* Dataset content:
*** Begin section ***
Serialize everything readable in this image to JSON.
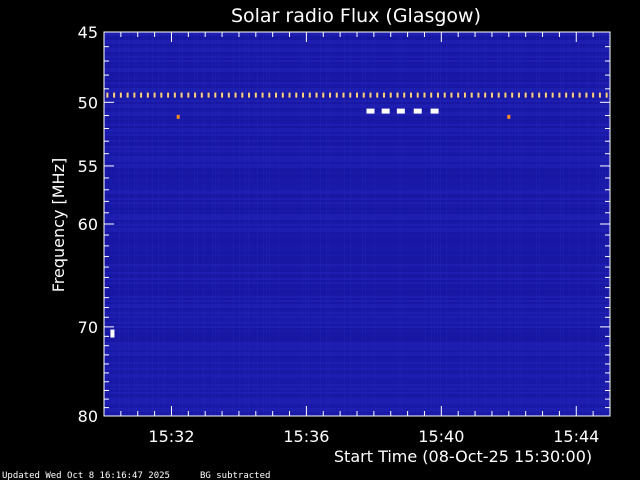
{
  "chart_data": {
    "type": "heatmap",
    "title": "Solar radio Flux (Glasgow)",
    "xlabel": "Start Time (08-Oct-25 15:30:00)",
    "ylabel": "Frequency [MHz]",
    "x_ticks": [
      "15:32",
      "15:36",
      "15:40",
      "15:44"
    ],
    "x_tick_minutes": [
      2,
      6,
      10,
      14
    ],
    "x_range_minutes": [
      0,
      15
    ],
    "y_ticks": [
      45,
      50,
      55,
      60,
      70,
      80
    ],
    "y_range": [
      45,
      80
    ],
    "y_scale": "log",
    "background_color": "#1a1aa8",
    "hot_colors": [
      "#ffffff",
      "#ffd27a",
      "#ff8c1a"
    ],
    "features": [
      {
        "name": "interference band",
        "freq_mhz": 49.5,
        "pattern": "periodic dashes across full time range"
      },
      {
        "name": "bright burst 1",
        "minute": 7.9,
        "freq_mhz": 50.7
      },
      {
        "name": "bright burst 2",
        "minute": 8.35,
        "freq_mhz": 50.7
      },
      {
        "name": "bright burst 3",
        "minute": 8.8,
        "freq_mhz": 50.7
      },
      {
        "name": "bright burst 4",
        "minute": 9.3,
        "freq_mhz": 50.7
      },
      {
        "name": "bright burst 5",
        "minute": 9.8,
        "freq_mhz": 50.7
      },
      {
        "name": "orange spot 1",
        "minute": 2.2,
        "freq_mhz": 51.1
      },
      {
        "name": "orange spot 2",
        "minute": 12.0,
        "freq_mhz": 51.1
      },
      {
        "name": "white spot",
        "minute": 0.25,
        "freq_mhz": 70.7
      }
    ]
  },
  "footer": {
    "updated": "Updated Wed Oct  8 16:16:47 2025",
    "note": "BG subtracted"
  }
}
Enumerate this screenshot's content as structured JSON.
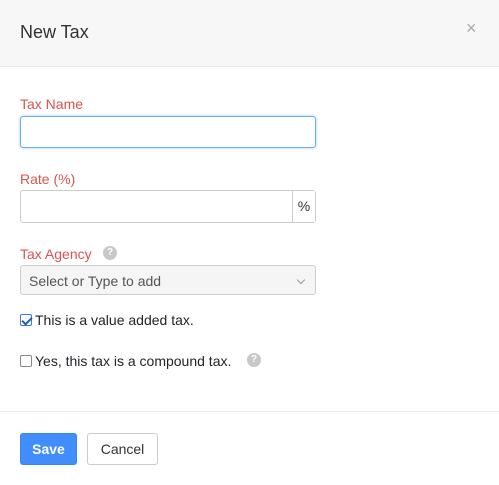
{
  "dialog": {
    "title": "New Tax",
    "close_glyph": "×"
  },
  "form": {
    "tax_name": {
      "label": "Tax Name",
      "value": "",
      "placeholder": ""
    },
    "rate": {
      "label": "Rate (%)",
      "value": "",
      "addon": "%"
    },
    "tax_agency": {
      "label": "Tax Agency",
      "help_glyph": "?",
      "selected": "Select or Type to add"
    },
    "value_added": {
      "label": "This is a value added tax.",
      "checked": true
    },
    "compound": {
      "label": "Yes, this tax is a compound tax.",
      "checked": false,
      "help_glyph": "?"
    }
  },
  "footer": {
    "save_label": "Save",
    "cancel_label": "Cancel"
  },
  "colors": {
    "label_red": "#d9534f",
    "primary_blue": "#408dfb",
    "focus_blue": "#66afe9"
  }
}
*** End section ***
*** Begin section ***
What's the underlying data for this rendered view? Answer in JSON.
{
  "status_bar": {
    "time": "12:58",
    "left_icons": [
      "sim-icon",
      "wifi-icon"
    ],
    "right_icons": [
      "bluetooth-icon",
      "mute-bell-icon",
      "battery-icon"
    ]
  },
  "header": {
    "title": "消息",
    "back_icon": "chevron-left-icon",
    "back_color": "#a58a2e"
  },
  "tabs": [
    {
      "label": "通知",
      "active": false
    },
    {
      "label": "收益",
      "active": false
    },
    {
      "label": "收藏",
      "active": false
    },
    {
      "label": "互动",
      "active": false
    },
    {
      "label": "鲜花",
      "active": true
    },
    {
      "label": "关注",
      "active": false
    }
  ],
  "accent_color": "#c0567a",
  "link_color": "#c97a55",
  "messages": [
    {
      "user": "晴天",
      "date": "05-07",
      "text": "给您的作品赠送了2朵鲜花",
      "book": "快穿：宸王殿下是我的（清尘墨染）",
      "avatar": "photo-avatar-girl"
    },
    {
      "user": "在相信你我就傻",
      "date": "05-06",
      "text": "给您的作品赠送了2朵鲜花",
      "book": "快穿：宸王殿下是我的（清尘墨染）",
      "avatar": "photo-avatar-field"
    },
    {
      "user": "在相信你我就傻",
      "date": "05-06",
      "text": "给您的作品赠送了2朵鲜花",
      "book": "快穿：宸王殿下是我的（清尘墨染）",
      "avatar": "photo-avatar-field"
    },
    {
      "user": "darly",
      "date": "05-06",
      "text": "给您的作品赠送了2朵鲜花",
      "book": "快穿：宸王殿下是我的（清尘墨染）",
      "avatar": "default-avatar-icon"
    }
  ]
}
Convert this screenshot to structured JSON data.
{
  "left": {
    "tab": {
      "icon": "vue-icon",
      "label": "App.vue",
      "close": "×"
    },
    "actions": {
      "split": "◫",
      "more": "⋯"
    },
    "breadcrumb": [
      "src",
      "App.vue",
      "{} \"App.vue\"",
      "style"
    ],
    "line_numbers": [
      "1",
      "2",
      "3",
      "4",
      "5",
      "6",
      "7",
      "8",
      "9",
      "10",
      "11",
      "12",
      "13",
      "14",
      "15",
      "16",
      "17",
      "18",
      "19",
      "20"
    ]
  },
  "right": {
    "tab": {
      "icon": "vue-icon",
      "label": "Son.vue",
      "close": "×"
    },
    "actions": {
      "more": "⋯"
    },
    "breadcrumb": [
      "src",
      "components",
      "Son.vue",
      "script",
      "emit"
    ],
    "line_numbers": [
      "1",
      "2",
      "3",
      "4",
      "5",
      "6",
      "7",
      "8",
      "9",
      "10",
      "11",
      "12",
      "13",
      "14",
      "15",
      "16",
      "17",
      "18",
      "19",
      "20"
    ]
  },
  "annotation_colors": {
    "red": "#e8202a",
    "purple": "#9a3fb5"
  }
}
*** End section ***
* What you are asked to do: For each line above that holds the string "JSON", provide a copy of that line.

* Answer to the exercise:
Serialize everything readable in this image to JSON.
Enumerate this screenshot's content as structured JSON.
What's the underlying data for this rendered view? Answer in JSON.
Convert this screenshot to structured JSON data.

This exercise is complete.